Another California Court Raises Doubts on Employee Non-Solicitation Provisions

Last November, we discussed the potential impact of a recent California appellate court decision, AMN Healthcare, Inc. v. Aya Healthcare Services, Inc., 28 Cal. App. 5th 923 (2018), which called into question long-standing California precedent enforcing certain employee non-solicitation provisions.  However, we noted it was too soon to forecast the implications of that case.

Though it is still early, it appears the tide may be turning, as a California federal district court recently issued a decision that relied upon AMN’s holding and found that the employee non-solicitation provision in the plaintiff’s contract were unenforceable under California law.

In Barker v. Insight Global, LLC, Judge Freeman in the Northern District of California followed AMN and reconsidered and reversed her prior ruling dismissing an employee’s attempt to void his employment agreement.  John Barker, a former employee of a staffing services company, Insight Global LLC, asserted that his prior employment agreement, including the non-solicitation provisions, was unlawful.  Judge Freeman initially granted Insight Global’s motion to dismiss Barker’s claims related to the non-solicitation provisions of his prior employment agreement.  However, after the AMN decision, the court granted a motion for reconsideration and reversed its decision.

As we previously explained, the AMN court departed from frequently-cited precedent in Loral Corp. v. Moyes, 174 Cal. App. 3d 268 (1985), which upheld the enforceability of non-solicitation provisions in certain circumstances in California.  Instead, the AMN court analyzed Edwards v. Arthur Anderson LLP, 44 Cal. 4th 937 (2008) and opined that it conflicted with Loral, noting that Loral’s “use of a reasonableness standard in analyzing the nonsolicitation clause . . . [] appears to conflict with Edwards’s interpretation of [California Business & Professions Code] section 16600, which . . . prevents a former employer from restraining a former employee from engaging in his or her ‘lawful profession, trade, or business of any kind.’”
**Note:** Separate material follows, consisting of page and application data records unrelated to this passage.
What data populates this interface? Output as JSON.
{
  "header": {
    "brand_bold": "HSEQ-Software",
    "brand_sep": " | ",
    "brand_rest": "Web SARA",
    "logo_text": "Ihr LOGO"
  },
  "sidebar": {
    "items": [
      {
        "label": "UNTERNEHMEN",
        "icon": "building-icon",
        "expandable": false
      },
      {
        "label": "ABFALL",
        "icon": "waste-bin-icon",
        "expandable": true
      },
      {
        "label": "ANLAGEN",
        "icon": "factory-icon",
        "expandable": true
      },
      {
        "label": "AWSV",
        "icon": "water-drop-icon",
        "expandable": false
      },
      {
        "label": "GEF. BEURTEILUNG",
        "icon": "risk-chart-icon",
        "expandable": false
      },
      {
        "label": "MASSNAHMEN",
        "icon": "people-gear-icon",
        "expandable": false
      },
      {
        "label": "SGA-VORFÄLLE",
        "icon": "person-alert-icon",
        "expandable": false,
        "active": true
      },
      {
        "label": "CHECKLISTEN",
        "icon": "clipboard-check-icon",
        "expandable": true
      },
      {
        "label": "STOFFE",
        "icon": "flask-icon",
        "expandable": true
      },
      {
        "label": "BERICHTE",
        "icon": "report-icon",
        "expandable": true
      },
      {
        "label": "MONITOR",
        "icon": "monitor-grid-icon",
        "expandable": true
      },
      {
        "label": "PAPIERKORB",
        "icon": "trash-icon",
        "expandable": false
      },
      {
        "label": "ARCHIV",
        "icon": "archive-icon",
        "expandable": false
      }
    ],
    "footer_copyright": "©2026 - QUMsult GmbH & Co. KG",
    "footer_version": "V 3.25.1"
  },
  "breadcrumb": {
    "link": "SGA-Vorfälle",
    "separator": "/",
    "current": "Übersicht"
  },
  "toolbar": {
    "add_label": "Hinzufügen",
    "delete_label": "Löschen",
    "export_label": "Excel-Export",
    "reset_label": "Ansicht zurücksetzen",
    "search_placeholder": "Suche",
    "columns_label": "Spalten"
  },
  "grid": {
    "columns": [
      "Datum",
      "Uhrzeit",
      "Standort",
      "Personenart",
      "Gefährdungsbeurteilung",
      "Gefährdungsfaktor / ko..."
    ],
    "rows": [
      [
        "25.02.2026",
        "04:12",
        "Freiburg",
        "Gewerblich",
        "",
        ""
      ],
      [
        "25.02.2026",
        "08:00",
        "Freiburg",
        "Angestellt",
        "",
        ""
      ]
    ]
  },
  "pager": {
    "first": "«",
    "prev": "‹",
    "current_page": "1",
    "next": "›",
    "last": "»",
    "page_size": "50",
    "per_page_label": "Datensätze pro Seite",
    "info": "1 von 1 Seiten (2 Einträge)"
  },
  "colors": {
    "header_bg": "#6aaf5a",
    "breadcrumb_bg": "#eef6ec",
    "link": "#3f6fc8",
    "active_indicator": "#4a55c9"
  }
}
“[C]onvinced by the reasoning in AMN that California law is properly interpreted post-Edwards to invalidate employee nonsolicitation provisions,”  Judge Freeman  also noted that she was not persuaded that AMN’s secondary ruling—that the nonsolicitation provision therein was invalid under Loral based upon those employees’ particular job duties—“abrogates or limits” AMN’s primary ruling.  Indeed, Judge Freeman found the overall analysis in AMN “to be persuasive.”

These recent developments indicate that the landscape for non-solicitation provisions in California is rapidly evolving.  Employers should consult with counsel on how to best address any risks and concerns these new opinions may create.  We will, of course, continue to monitor further guidance from the courts on this critical employee mobility issue.